### [WHAT THIS TASK INVOLVES]
Check each line of the records for "активов"; collect those that have it.
══ GIVEN RECORDS ══
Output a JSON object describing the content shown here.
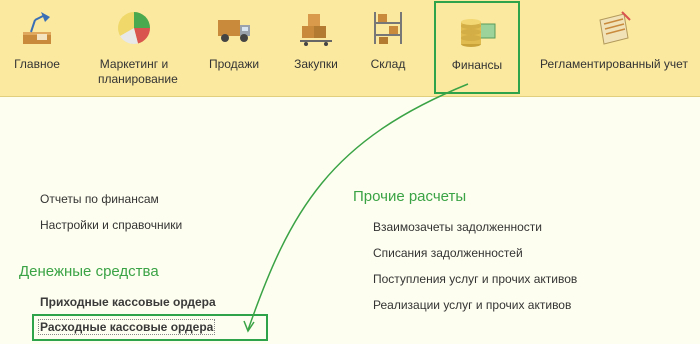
{
  "sections": [
    {
      "label": "Главное",
      "icon": "desk-lamp-icon"
    },
    {
      "label": "Маркетинг и планирование",
      "icon": "pie-chart-icon"
    },
    {
      "label": "Продажи",
      "icon": "truck-icon"
    },
    {
      "label": "Закупки",
      "icon": "boxes-cart-icon"
    },
    {
      "label": "Склад",
      "icon": "warehouse-shelf-icon"
    },
    {
      "label": "Финансы",
      "icon": "coins-icon",
      "active": true
    },
    {
      "label": "Регламентированный учет",
      "icon": "ledger-icon"
    }
  ],
  "left_links": {
    "reports": "Отчеты по финансам",
    "settings": "Настройки и справочники"
  },
  "money_group": {
    "title": "Денежные средства",
    "items": [
      "Приходные кассовые ордера",
      "Расходные кассовые ордера"
    ]
  },
  "other_group": {
    "title": "Прочие расчеты",
    "items": [
      "Взаимозачеты задолженности",
      "Списания задолженностей",
      "Поступления услуг и прочих активов",
      "Реализации услуг и прочих активов"
    ]
  },
  "colors": {
    "toolbar_bg": "#fbe9a0",
    "content_bg": "#fefef0",
    "accent_green": "#2fa34a",
    "group_title": "#3aa345"
  }
}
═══
### [SOLUTION BELOW]
      "Поступления услуг и прочих активов",
      "Реализации услуг и прочих активов"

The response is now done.